On Wednesday morning, spot silver fell back below the $14/oz level yet again, falling nearly 1% to $13.90/oz.
Looking ahead to the fast-approaching New Year, we’ll piece together some of the factors that will impact silver as we move into 2016.
Spot gold was also lower on Wednesday, falling about 0.75% to just above $1,060/oz.
One general theme that is unlikely to change—next year or ever—is the strong correlation between gold and silver prices. In general, however, silver usually trails behind the gold price. Because it is not quite as commonly chosen as a safe haven compared to gold, silver typically doesn’t rise as much as gold when investors flee for safety. Meera Shawn, a precious metals and mining analyst for Market Realist, summed it up this way: “Silver is less sought after for its appeal compared to gold, and it is predominantly used as an industrial metal.”
In other words, silver almost invariably trends the same direction as gold, but follows behind. On the other end, when a falling commodities sector drags the precious metals lower, silver usually falls farther than gold due to its closer ties to industrial demand. (In both cases, falling or rising “more” or “less” is used in a proportional or relative sense, considering the vast difference between the two metals’ prices.) This also means that silver exhibits greater volatility than gold.
This dynamic certainly held in place in 2015. Both gold and silver have lost more than 9% on the year—and with just one trading day left in the calendar year, this is unlikely to change much.
China and India
One of the key themes of silver’s decline throughout the year was the progressive slowdown of the Chinese economy. (Silver did get a temporary boost when the People’s Bank of China devalued the yuan by 2% in mid-August.) While this had broad effects on different markets, it especially hurt silver prices due to China’s heavy reliance upon industrial metals.

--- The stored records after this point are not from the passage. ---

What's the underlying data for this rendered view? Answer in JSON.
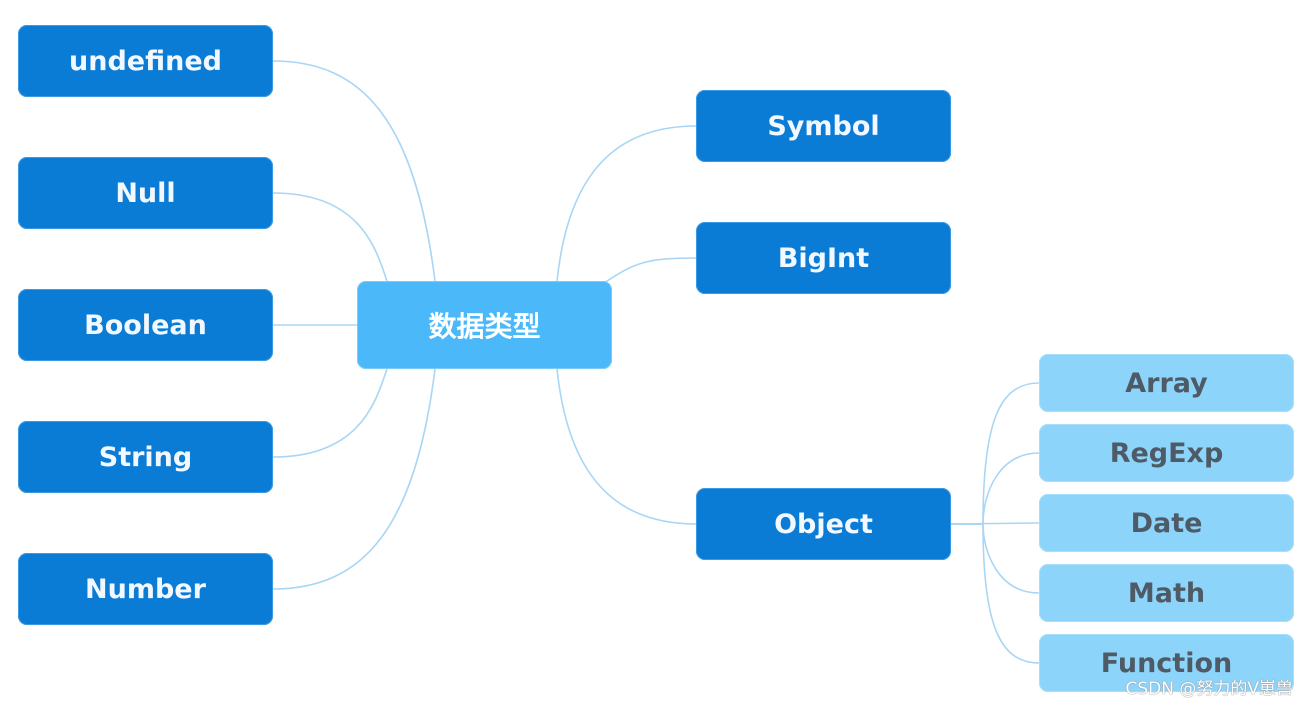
{
  "diagram": {
    "type": "mind-map",
    "root": {
      "id": "root",
      "label": "数据类型"
    },
    "left_branches": [
      {
        "id": "undefined",
        "label": "undefined"
      },
      {
        "id": "null",
        "label": "Null"
      },
      {
        "id": "boolean",
        "label": "Boolean"
      },
      {
        "id": "string",
        "label": "String"
      },
      {
        "id": "number",
        "label": "Number"
      }
    ],
    "right_branches": [
      {
        "id": "symbol",
        "label": "Symbol"
      },
      {
        "id": "bigint",
        "label": "BigInt"
      },
      {
        "id": "object",
        "label": "Object",
        "children": [
          {
            "id": "array",
            "label": "Array"
          },
          {
            "id": "regexp",
            "label": "RegExp"
          },
          {
            "id": "date",
            "label": "Date"
          },
          {
            "id": "math",
            "label": "Math"
          },
          {
            "id": "function",
            "label": "Function"
          }
        ]
      }
    ],
    "edges": [
      [
        "root",
        "undefined"
      ],
      [
        "root",
        "null"
      ],
      [
        "root",
        "boolean"
      ],
      [
        "root",
        "string"
      ],
      [
        "root",
        "number"
      ],
      [
        "root",
        "symbol"
      ],
      [
        "root",
        "bigint"
      ],
      [
        "root",
        "object"
      ],
      [
        "object",
        "array"
      ],
      [
        "object",
        "regexp"
      ],
      [
        "object",
        "date"
      ],
      [
        "object",
        "math"
      ],
      [
        "object",
        "function"
      ]
    ],
    "colors": {
      "primary_node": "#0a7cd6",
      "root_node": "#4bb8fa",
      "child_node": "#8dd4fb",
      "connector": "#a9d6f5",
      "child_text": "#4e5b66"
    }
  },
  "watermark": "CSDN @努力的V崽兽"
}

Bearish Outlook Remains
Looking ahead, even near-term rebounds for silver would seem merely to be technical corrections rather than a change in larger trends. According to a reading of the technical charts, silver prices would likely have to sustain a break above $15.50/oz in order to convincingly shift from its years-long bearish bias to a bullish outlook.
While there will always be volatility along the way, don’t expect silver to break out early in 2016, barring a significant change in the dollar or the global economy.
The opinions and forecasts herein are provided solely for informational purposes, and should not be used or construed as an offer, solicitation, or recommendation to buy or sell any product.